Thespesia populnea, commonly known as the Portia Tree, is a species of flowering plant in the mallow family, Malvaceae.
The above watercolour was painted by the artist Sydney Parkinson while in Tahiti, during Captain Cook’s first voyage round the world.
Parkinson soon encountered problems working in such a hot climate, as the naturalist Joseph Banks described, writing in his journal on this day in 1769.
“The flies have been so troublesome ever since we have been ashore that we can scarce get any business done for them; they eat the painters colours off the paper as fast as they can be laid on, and if a fish is to be drawn there is more trouble in keeping them off it than in the drawing itself.
“Many expedients have been thought of, none succeed better than a mosquito net which covers table chair painter and drawings, but even that is not sufficent, a fly trap was nesscessary to set within this to atract the vermin from eating the colours. For that purpose yesterday tarr and molasses was mixt together but did not succeed. The plate smeard with it was left on the outside of the tent to clean.”
Neither Banks nor Parkinson could have anticipated the next problem, however.

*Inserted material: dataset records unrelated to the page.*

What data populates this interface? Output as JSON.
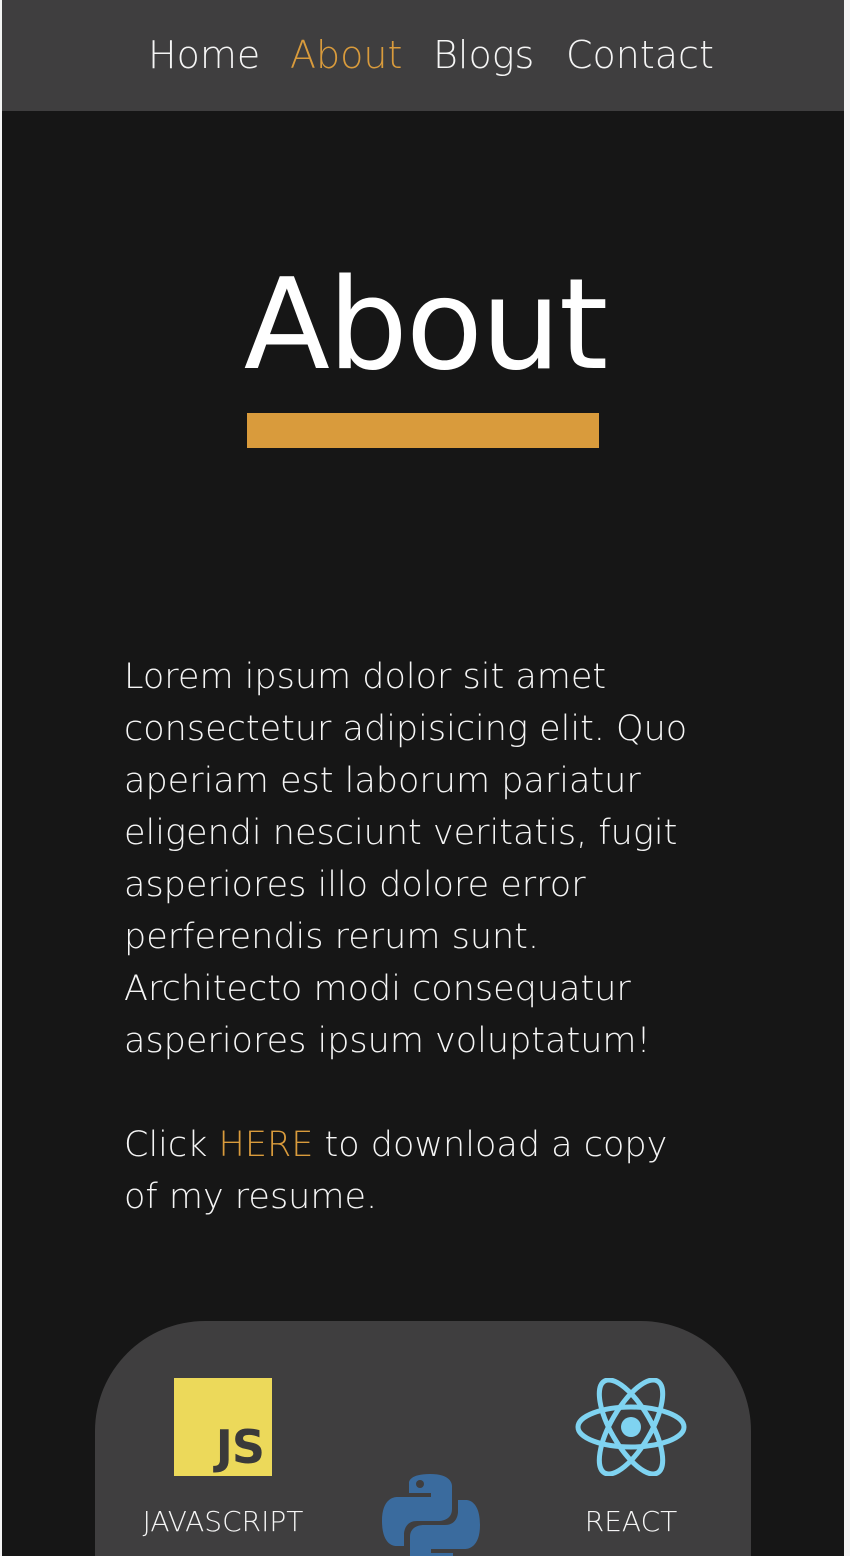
{
  "nav": {
    "items": [
      {
        "label": "Home",
        "active": false
      },
      {
        "label": "About",
        "active": true
      },
      {
        "label": "Blogs",
        "active": false
      },
      {
        "label": "Contact",
        "active": false
      }
    ]
  },
  "page": {
    "title": "About"
  },
  "about": {
    "paragraph": "Lorem ipsum dolor sit amet consectetur adipisicing elit. Quo aperiam est laborum pariatur eligendi nesciunt veritatis, fugit asperiores illo dolore error perferendis rerum sunt. Architecto modi consequatur asperiores ipsum voluptatum!",
    "resume_prefix": "Click ",
    "resume_link": "HERE",
    "resume_suffix": " to download a copy of my resume."
  },
  "skills": {
    "javascript": {
      "label": "JAVASCRIPT",
      "icon": "javascript-icon",
      "badge_text": "JS"
    },
    "python": {
      "icon": "python-icon"
    },
    "react": {
      "label": "REACT",
      "icon": "react-icon"
    }
  },
  "colors": {
    "accent": "#d99b3c",
    "background": "#161616",
    "panel": "#3f3e3f",
    "js_yellow": "#ecd95a",
    "react_blue": "#7fd3f1",
    "python_blue": "#3a6b9e"
  }
}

“One of the Indians observing this took an opportunity when he thought that no one observd him to take some of this mixture up into his hand, I saw and was curious to know for what use it was intended, the gentleman had a large sore upon his backside to which this clammy liniament was applyd but with what success I never took the pains to enquire.”